When investing in preferred stock, investors should remember to be aware of the risks associated with companies in distress and make sure they do their due diligence before investing.

Voting Rights, Calling, and Convertibility

Voting Rights, Calling, and Convertibility

When investing in preferred stock, it’s important to understand some of the key characteristics that differentiate it from common stock. One of these is the voting rights associated with each type of stock. Common stocks come with the right to vote on corporate matters such as electing directors, approving mergers and acquisitions, and other matters. Preferred stocks generally do not have any voting rights, although there may be exceptions for certain situations. 

Another characteristic to be aware of is the calling feature. With a calling feature, the issuing company can repurchase the preferred stock at a pre-set price after a certain period of time has elapsed. This allows the issuing company to call the shares at their discretion in order to better manage their capital structure and shareholder base. 

The last characteristic to consider when purchasing preferred stock is its convertibility into common stock. Convertible preferred stock gives holders the right to convert the shares into common stock at predetermined ratios or prices. This can provide a lucrative opportunity to investors who are looking to capitalize on fluctuations in the stock market by converting their holdings into common stock when prices are favorable. 

When evaluating any potential investment in preferred stock, it is important to take into account these three characteristics – voting rights, calling, and convertibility – before making a decision. Being aware of these features can help ensure that your investment aligns with your goals and objectives.

We extend our sincere appreciation and credit to the creators of the YouTube video that beautifully complements our blog post titled “Preferred Stock: How to Buy and What to Know.” While the video content was not produced by our team, it seamlessly enhances the information we’ve presented in our blog. We recognize the creators’ expertise in simplifying the complexities of purchasing preferred stock, offering valuable insights that align with our blog’s purpose. We encourage our readers to watch the video below, as it enriches the concepts discussed in our blog and provides a visual perspective on the world of preferred stock investing.

Typical Buyers of Preferred Stock

Preferred stock is an investment tool that has unique features compared to traditional stocks.
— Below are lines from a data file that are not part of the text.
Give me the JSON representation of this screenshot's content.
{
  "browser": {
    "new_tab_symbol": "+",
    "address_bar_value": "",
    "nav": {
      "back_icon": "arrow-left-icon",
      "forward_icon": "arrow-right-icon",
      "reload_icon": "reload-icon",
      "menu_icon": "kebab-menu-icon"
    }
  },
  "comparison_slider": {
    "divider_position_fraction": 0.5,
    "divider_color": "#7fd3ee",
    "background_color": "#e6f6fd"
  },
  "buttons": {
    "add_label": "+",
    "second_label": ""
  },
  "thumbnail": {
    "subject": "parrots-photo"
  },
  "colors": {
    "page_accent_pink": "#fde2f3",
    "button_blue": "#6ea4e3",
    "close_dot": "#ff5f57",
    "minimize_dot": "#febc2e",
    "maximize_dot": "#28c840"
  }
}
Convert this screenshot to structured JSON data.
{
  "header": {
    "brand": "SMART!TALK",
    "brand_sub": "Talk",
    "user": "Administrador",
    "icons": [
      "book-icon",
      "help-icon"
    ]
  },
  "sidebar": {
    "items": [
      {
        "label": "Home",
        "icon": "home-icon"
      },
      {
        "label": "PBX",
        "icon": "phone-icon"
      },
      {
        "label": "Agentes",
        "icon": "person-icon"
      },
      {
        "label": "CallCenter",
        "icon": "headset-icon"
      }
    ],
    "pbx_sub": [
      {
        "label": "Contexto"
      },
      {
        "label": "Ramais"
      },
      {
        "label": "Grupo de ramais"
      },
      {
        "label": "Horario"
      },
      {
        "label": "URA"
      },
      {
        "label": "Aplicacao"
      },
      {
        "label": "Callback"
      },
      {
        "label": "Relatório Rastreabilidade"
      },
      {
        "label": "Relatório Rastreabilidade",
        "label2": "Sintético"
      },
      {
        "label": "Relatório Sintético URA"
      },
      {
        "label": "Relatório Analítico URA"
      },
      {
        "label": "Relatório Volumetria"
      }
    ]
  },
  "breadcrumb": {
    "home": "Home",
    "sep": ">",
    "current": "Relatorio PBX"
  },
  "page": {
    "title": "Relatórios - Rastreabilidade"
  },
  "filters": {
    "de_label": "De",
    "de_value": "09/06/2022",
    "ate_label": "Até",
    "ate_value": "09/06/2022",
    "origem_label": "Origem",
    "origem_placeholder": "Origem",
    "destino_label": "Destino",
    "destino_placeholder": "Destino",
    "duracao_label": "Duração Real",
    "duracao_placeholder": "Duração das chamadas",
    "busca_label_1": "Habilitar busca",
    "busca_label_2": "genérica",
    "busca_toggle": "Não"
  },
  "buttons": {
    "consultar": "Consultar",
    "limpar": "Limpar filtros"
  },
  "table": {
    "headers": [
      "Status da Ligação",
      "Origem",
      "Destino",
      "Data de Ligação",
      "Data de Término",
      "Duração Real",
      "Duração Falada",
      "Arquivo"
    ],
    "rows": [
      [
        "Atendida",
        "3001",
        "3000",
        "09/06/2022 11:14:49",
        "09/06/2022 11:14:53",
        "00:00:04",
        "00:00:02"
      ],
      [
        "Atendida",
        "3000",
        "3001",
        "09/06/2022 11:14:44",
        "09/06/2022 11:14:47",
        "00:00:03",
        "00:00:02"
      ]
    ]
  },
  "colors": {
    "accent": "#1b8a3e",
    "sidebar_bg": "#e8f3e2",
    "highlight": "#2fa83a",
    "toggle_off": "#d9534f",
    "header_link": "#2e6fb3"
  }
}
It is a type of security with a higher priority claim on assets and earnings than common stock. Due to these features, preferred stock is attractive to a certain type of investor.

Typically, large financial institutions, such as banks and insurance companies, are the primary buyers of preferred stock. These institutional investors have the resources to actively manage their investments, which makes them well suited for the task. Preferred stock also offers a steady return on investment due to its set dividends and the potential for capital gains when the share price increases.

Other typical buyers of preferred stock include hedge funds, private equity firms, and high net worth individuals. Hedge funds often use preferred stock to hedge against market volatility, while private equity firms use it to leverage their existing portfolios and pursue higher returns. High net worth individuals who want steady income and lower risk may find that preferred stock meets their needs.

When buying preferred stock, it’s important to do your research and understand the specific features of the stock. Make sure you are familiar with the dividend payment structure, voting rights, and conversion rights associated with the stock before making any purchases.

The Bottom Line

When it comes to investing, understanding the basics of preferred stock is key to making an informed decision. While there are many benefits associated with owning preferred stock, such as a fixed dividend, there are also risks involved. Before investing in preferred stock, it’s important to understand the company, the terms of the stock, and how the stock fits into your overall portfolio.